Mr. Panetta’s decision came after he received a Jan. 9 letter from Gen. Martin E. Dempsey, the chairman of the Joint Chiefs of Staff, who stated in strong terms that the armed service chiefs all agreed that “the time has come to rescind the direct combat exclusion rule for women and to eliminate all unnecessary gender-based barriers to service.”
The Times article said it was unclear why the Joint Chiefs decided to act now after years of discussion, although there is speculation that recent threats of legal action may have played a role. However, a Government Accountability Office report issued on January 29 raises some questions about the timing of such a monumental change in policy.
The broad focus of the report is spelled out in its title: "DOD Has Taken Steps to Meet the Health Needs of Deployed Servicewomen, but Actions Are Needed to Enhance Care for Sexual Assault Victims." An explanation of the special focus on sexual assault victims appears early in the report [emphasis added]:

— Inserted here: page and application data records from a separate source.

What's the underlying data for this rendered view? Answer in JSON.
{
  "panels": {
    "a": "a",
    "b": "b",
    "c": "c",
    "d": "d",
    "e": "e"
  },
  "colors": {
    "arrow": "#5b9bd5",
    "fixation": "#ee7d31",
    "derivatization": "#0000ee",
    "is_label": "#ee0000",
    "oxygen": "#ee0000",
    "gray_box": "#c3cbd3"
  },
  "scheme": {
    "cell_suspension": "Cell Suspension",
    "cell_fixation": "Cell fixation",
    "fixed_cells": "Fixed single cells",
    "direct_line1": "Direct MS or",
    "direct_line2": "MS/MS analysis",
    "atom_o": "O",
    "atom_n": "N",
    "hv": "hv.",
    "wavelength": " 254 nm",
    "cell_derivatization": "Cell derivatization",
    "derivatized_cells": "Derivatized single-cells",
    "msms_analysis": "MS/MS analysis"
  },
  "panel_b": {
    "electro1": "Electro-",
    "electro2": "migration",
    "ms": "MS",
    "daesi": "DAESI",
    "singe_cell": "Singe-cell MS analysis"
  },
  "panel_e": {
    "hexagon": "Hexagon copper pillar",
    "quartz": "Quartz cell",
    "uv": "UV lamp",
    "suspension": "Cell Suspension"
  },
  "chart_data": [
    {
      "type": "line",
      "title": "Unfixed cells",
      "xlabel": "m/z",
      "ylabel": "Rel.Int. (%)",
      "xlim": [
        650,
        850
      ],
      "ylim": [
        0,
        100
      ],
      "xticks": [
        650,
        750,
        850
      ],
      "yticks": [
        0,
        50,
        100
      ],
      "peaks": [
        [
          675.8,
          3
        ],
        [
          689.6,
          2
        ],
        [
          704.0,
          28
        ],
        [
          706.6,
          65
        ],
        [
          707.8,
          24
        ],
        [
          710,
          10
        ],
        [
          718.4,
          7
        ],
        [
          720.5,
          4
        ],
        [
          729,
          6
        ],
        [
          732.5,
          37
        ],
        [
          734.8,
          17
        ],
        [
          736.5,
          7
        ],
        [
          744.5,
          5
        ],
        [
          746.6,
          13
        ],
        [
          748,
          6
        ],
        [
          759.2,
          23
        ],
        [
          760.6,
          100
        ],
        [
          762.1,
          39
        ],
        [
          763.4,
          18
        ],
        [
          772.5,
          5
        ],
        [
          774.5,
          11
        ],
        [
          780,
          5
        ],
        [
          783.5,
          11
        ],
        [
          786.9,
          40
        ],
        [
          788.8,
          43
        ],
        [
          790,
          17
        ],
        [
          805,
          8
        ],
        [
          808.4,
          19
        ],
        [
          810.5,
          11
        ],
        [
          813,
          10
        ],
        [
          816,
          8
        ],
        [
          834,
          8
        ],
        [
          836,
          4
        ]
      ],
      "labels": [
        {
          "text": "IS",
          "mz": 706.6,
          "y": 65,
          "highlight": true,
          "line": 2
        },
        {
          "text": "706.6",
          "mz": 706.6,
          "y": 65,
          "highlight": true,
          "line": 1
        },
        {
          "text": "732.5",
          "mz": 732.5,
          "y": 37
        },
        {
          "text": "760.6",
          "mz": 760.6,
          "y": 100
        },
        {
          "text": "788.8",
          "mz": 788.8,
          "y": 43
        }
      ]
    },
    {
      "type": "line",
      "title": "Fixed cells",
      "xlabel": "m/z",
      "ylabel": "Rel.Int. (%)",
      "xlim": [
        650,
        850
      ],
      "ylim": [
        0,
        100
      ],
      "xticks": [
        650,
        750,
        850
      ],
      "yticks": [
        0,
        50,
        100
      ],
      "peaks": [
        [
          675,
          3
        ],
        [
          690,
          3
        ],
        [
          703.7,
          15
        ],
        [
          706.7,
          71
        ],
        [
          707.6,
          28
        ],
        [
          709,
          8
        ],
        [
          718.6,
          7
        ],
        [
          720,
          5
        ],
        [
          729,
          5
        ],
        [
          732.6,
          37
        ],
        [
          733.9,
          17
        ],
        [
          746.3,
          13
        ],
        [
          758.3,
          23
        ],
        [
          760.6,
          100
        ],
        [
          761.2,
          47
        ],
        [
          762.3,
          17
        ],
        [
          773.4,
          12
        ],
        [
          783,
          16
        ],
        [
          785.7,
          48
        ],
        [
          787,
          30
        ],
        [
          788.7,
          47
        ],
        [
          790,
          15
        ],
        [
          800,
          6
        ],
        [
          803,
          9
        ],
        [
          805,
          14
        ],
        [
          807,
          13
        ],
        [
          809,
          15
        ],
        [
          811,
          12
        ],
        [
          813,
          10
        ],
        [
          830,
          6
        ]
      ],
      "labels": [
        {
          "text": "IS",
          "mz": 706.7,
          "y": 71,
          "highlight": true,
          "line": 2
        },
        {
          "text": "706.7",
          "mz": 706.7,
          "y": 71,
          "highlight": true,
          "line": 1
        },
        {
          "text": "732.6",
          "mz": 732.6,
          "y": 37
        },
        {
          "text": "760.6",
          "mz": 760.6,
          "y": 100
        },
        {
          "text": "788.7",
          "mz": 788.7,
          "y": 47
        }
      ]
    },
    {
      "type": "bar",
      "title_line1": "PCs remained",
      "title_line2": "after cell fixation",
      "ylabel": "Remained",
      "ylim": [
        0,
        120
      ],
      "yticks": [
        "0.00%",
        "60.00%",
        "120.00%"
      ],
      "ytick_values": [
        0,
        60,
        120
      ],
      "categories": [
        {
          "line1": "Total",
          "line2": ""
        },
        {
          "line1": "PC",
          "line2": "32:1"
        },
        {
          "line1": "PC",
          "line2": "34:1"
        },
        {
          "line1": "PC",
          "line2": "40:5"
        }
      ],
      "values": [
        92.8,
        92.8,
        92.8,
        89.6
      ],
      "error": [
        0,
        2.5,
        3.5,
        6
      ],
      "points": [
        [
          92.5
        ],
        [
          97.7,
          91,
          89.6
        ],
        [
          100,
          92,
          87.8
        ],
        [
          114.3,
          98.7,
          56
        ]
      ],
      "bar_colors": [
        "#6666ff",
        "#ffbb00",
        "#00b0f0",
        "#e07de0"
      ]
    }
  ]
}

The roles for women in the military have been expanding and evolving, particularly since the Persian Gulf War more than 2 decades ago. Formerly, servicewomen served primarily in supportive roles in overseas U.S. military operations. Today, servicewomen are integral to combat support and counterinsurgency operations, and they serve in many roles they previously did not hold. In late 2011, for example, women began serving aboard Navy submarines. In early 2012, the Department of Defense (DOD) announced that changes to its assignment policies would result in more than 14,000 additional positions being opened to women, including positions in select direct ground combat units. Further, while sexual assault victimization is not unique to women, the presence of women in new roles suggests that continued vigilance with respect to this issue is needed. Given the expanding and evolving role of women in the military, the health and wellness of servicewomen plays an important role in overall military readiness.
According to the National Defense Authorization Act for 2012, this report was originally due by December 31, 2012. As mentioned above, the report was released on January 29, but given that the paragraph above does not mention the lifting of the women in combat ban, the GAO report was apparently finalized prior to Panetta's announcement. This policy change, much more far reaching than even the change opening "14,000 additional positions" in early 2012, exponentially increases the need for "continued vigilance" regarding "sexual assault victimization" that the GAO calls for. Therefore, the timing of the announcement lifting the ban and the DOD's reaction to the GAO report recommendations is curious.
The GAO made two recommendations at the conclusion of its inquiry regarding "sexual assault victimization":
To enhance the medical and mental health care for servicewomen who are victims of sexual assault, GAO recommends that DOD (1) develop department-level guidance on the provision of care to victims of sexual assault; and (2) take steps to improve first responders' compliance with the department's requirements for annual refresher training. DOD did not concur with the first recommendation, but cited steps it is taking that appear consistent with the recommendation. DOD concurred with the second recommendation.